The Hunger for Content and the Effect
Financial media outlets of all types hunger for content. They are driven to find an audience, since their business models depend upon it. Any financial program needs guests. Prominent journalists need to write stories that will attract readers. Bloggers who depend upon advertising or promotion need to find and satisfy an audience. What effect does this have?
Quantity versus Quality
The rise of the blogosphere has generated diversity in content. Anyone with a point of view can start a blog and offer opinions. A few months ago we noted that some outside surveys questioned the credibility of financial blogs. The definition of a financial blog was open to question, since it included mainstream media efforts to reach out to a new audience.
Competition and expansion of financial television has had the same effect. Every program needs guest spots and the focus is on the issue of the day.
No one seems to ask whether the guest, or columnist, or blogger really has the right qualifications to be offering advice on the topic at hand. The omnipresent question is the prospect for a recession. Financial television asks the recession question daily to anyone and everyone. Most people getting a TV opportunity, are not bashful about answering the question.
For all but a few, we are consumers of economic forecasts. We have no independent ability to make projections, so our role is instead one of deciding who knows, and who does not. At "A Dash" we believe that the democratization of the media — emphasizing the Internet — has made the task of the consumer more difficult. Appearing on television or having a big-time blog confers a sense of legitimacy that may be completely unfounded.
Most people do not realize this. In particular, individual investors do not make this distinction.
It is an expensive mistake.
Are Bloggers too Negative?
There is a New York-centric debate going on among several prominent commentators (all professed pals), highlighted in the New York Times, about whether bloggers are too negative. None of the participants dares to question the qualifications of any of the others, so the debate is rather lame. Paul Kedrosky (at one of our featured sites) raised the question. He did so assuming facts not in evidence about the existence of a recession, and on the eve of a significant rebound in stocks (which we predicted the following evening). Barry Ritholtz (at another site we recommend to our readers) offers a response. Herb Greenberg also weighs in.
We are especially intrigued by the following comment in the Greenberg article:
I don’t make market calls or offer investment advice. But via the media
world, I’ve also morphed, for better or for worse (depending on your
perspective), into somewhat of a financial commentator. I figure my
opinions, based on more than 30 years of writing about this stuff, is
as valid as others who were formally schooled in economics and the
stock market. (And who, by the way, seem to get it wrong as much as
they get it right.)

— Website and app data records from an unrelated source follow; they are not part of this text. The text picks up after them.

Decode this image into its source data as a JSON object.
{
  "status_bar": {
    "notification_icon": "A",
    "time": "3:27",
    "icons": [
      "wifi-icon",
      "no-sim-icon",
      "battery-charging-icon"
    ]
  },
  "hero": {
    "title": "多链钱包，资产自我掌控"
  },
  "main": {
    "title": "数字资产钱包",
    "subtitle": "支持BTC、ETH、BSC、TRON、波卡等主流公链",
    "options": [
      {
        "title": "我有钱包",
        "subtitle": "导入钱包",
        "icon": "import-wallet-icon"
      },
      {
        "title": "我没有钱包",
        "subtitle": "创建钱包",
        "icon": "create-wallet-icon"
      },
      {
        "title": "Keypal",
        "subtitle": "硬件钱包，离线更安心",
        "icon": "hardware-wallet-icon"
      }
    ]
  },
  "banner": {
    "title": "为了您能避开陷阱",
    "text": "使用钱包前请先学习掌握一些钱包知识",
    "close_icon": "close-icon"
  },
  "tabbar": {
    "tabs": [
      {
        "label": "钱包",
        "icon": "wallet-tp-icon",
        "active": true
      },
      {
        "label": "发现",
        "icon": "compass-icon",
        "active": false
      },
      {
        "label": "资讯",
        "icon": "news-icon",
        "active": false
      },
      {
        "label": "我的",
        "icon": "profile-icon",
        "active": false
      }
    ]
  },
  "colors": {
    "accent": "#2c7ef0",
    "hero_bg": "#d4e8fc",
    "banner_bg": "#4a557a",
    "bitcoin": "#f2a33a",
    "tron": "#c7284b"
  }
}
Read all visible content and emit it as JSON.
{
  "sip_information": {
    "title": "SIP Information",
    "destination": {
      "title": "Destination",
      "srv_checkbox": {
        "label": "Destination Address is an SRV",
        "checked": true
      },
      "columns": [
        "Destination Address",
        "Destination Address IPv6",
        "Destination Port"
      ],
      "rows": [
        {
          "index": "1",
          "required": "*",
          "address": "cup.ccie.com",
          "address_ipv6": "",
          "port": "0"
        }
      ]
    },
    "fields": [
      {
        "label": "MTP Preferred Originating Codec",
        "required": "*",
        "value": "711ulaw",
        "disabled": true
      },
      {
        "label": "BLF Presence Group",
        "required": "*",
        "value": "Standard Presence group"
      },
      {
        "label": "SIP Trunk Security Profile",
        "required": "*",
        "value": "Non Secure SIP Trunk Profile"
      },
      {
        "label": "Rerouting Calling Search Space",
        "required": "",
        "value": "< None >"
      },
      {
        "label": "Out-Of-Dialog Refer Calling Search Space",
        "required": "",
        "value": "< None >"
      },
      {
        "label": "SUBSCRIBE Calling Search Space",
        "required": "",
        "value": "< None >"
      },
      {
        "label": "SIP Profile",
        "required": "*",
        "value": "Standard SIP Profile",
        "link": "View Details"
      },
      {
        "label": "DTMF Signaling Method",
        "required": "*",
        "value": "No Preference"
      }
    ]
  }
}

Readers should note that Greenberg concludes that any formal training in economics is irrelevant. It is enough to be an observer of the scene. Does this really make sense? This is an important subject, to which we shall return in future articles. Most real economists are too polite to point out the errors when on a program with non-economists. The guests all speak in generalities.

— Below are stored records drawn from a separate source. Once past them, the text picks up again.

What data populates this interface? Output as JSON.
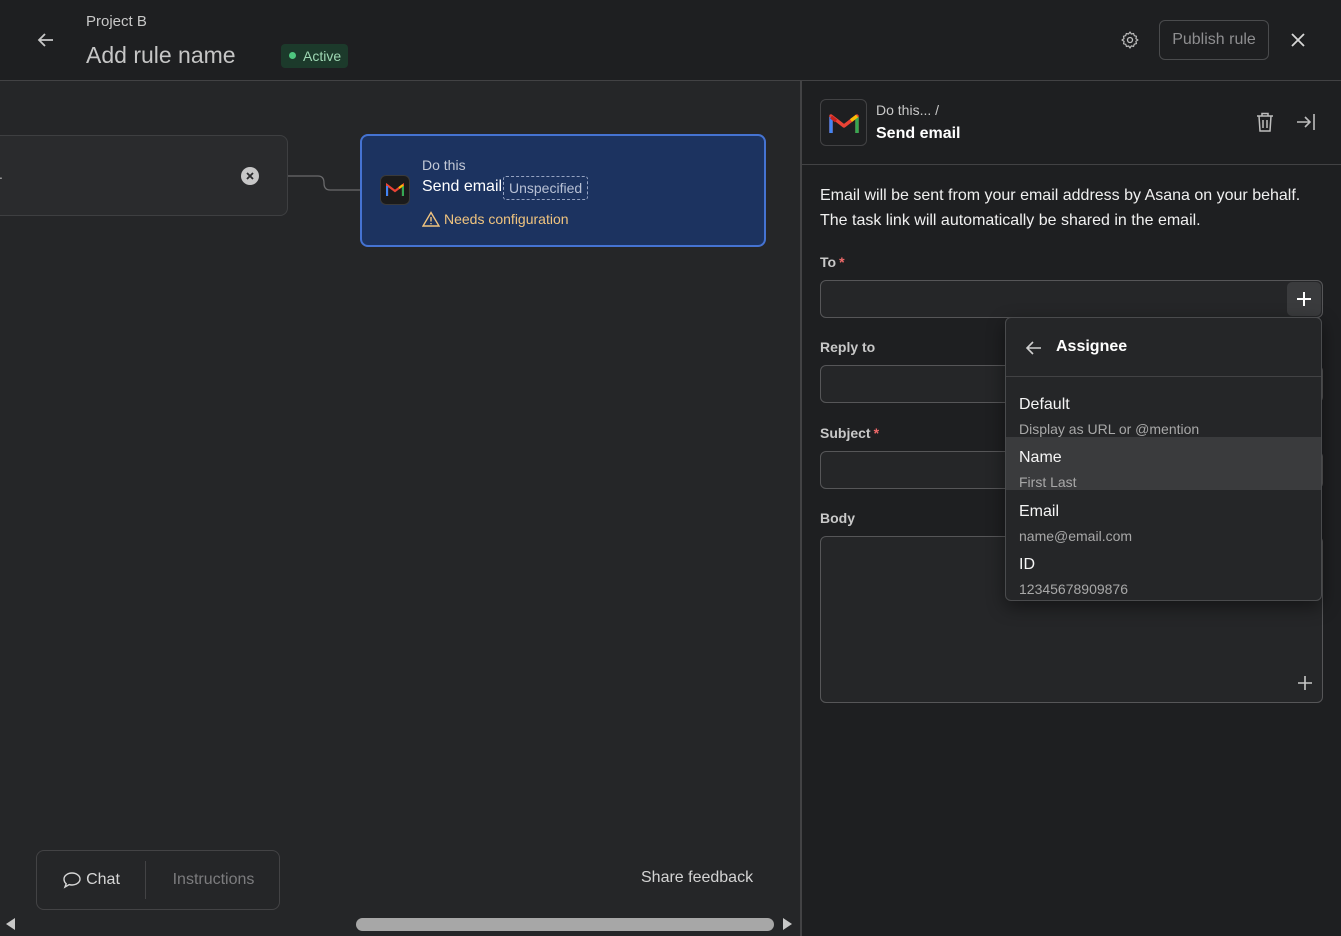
{
  "header": {
    "project": "Project B",
    "rule_name": "Add rule name",
    "status": "Active",
    "publish_label": "Publish rule"
  },
  "canvas": {
    "trigger_placeholder": ".",
    "action": {
      "kicker": "Do this",
      "title": "Send email",
      "tag": "Unspecified",
      "warning": "Needs configuration"
    },
    "bottom": {
      "chat_label": "Chat",
      "instructions_label": "Instructions",
      "share_feedback": "Share feedback"
    }
  },
  "panel": {
    "breadcrumb": "Do this...  /",
    "title": "Send email",
    "description": "Email will be sent from your email address by Asana on your behalf. The task link will automatically be shared in the email.",
    "fields": {
      "to": "To",
      "reply_to": "Reply to",
      "subject": "Subject",
      "body": "Body"
    }
  },
  "dropdown": {
    "title": "Assignee",
    "items": [
      {
        "label": "Default",
        "sub": "Display as URL or @mention"
      },
      {
        "label": "Name",
        "sub": "First Last"
      },
      {
        "label": "Email",
        "sub": "name@email.com"
      },
      {
        "label": "ID",
        "sub": "12345678909876"
      }
    ]
  },
  "colors": {
    "accent": "#4573d2",
    "action_card_bg": "#1c3360",
    "warning": "#f0c47f",
    "required": "#f06a6a",
    "active_dot": "#4ec77f"
  },
  "icons": [
    "back-arrow-icon",
    "gear-icon",
    "close-icon",
    "clear-circle-icon",
    "gmail-icon",
    "warning-triangle-icon",
    "chat-bubble-icon",
    "trash-icon",
    "collapse-panel-icon",
    "plus-icon",
    "scroll-left-icon",
    "scroll-right-icon"
  ]
}
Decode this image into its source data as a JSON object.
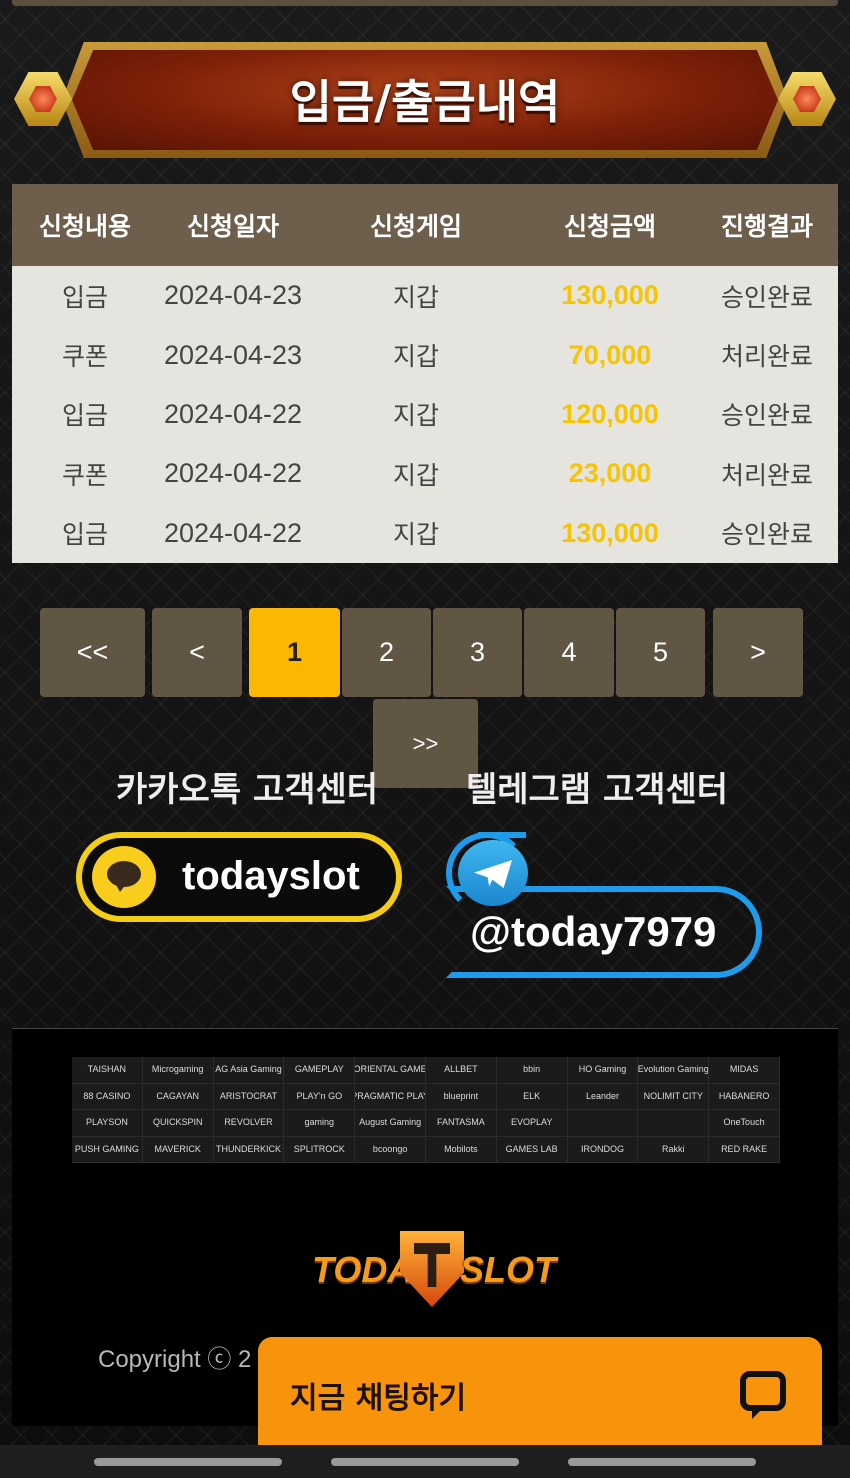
{
  "banner": {
    "title": "입금/출금내역"
  },
  "table": {
    "headers": [
      "신청내용",
      "신청일자",
      "신청게임",
      "신청금액",
      "진행결과"
    ],
    "rows": [
      [
        "입금",
        "2024-04-23",
        "지갑",
        "130,000",
        "승인완료"
      ],
      [
        "쿠폰",
        "2024-04-23",
        "지갑",
        "70,000",
        "처리완료"
      ],
      [
        "입금",
        "2024-04-22",
        "지갑",
        "120,000",
        "승인완료"
      ],
      [
        "쿠폰",
        "2024-04-22",
        "지갑",
        "23,000",
        "처리완료"
      ],
      [
        "입금",
        "2024-04-22",
        "지갑",
        "130,000",
        "승인완료"
      ]
    ]
  },
  "pagination": {
    "first": "<<",
    "prev": "<",
    "pages": [
      "1",
      "2",
      "3",
      "4",
      "5"
    ],
    "current": "1",
    "next": ">",
    "last": ">>"
  },
  "support": {
    "kakao_title": "카카오톡 고객센터",
    "kakao_id": "todayslot",
    "telegram_title": "텔레그램 고객센터",
    "telegram_id": "@today7979"
  },
  "providers": [
    "TAISHAN",
    "Microgaming",
    "AG Asia Gaming",
    "GAMEPLAY",
    "ORIENTAL GAME",
    "ALLBET",
    "bbin",
    "HO Gaming",
    "Evolution Gaming",
    "MIDAS",
    "88 CASINO",
    "CAGAYAN",
    "ARISTOCRAT",
    "PLAY'n GO",
    "PRAGMATIC PLAY",
    "blueprint",
    "ELK",
    "Leander",
    "NOLIMIT CITY",
    "HABANERO",
    "PLAYSON",
    "QUICKSPIN",
    "REVOLVER",
    "gaming",
    "August Gaming",
    "FANTASMA",
    "EVOPLAY",
    "",
    "",
    "OneTouch",
    "PUSH GAMING",
    "MAVERICK",
    "THUNDERKICK",
    "SPLITROCK",
    "bcoongo",
    "Mobilots",
    "GAMES LAB",
    "IRONDOG",
    "Rakki",
    "RED RAKE"
  ],
  "footer": {
    "logo_left": "TODAY",
    "logo_right": "SLOT",
    "copyright": "Copyright ⓒ 2"
  },
  "chat": {
    "label": "지금 채팅하기",
    "icon": "chat-bubble-icon"
  },
  "colors": {
    "accent": "#fcb800",
    "amount": "#f7c400",
    "chat": "#f7940c",
    "kakao": "#f4cd16",
    "telegram": "#1e9bea"
  }
}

Let us apply a little common sense to this situation. On the one hand we have people, very intelligent people just as smart as Herb Greenberg, who spend many years acquiring training and experience in certain methods. These people then apply the methods in specific situations and make forecasts, some right, some wrong. It is easy to disparage their work by picking out those who were wrong and focusing on the mistakes.
On the other hand we have someone who does not acquire the training and knowledge, but concludes that it is irrelevant. That is what the consumer of information should consider. Anyone who does not realize the value of expertise is in for a big surprise.
Current Market Mistakes
Because of the various challenges — the general economy, the housing market, the credit market, the risk in CDO’s — there is–right now– an especially important interface between economics and government. It would be wise for investors to seek out genuine experts in both subjects.
Most current commentators have expertise in neither.
Current issues include the following:
Fed policy, where those who maintained that the "Fed was in a box" have been proven wrong. Have any of them admitted this? Have they simply switched arguments to some future problem?
Inter-bank lending, where many predicted incorrectly that LIBOR rates would not fall. They underestimated the effect of the Fed’s innovative TAF approach, something we highlighted.
Bond insurer issues, where people with absolutely no experience with government policy making — none whatsoever — make daily arguments about why any effort will fail. The key argument is that the Treasury SIV approach failed, so a bond insurer effort will also fail. We think that this idea is both shallow and erroneous.
As far as we know, we are the only Internet source that takes a genuine public policy perspective to identifying experts and trying to predict government actions through knowledge. If one is looking for an investment edge based upon true expertise, this is the place. Most of the Internet gatekeepers, even the very best, just cite the stories from popular blogs and rely upon the caveat emptor principle.
This puts the burden upon the reader. The gatekeepers are quite honest about this, but how many readers have the critical skills and insight to analyze what they see?
We shall return to the bond insurer versus the SIV question, but we hope that readers will first consider the challenge we posed. It is essential in understanding the conclusion.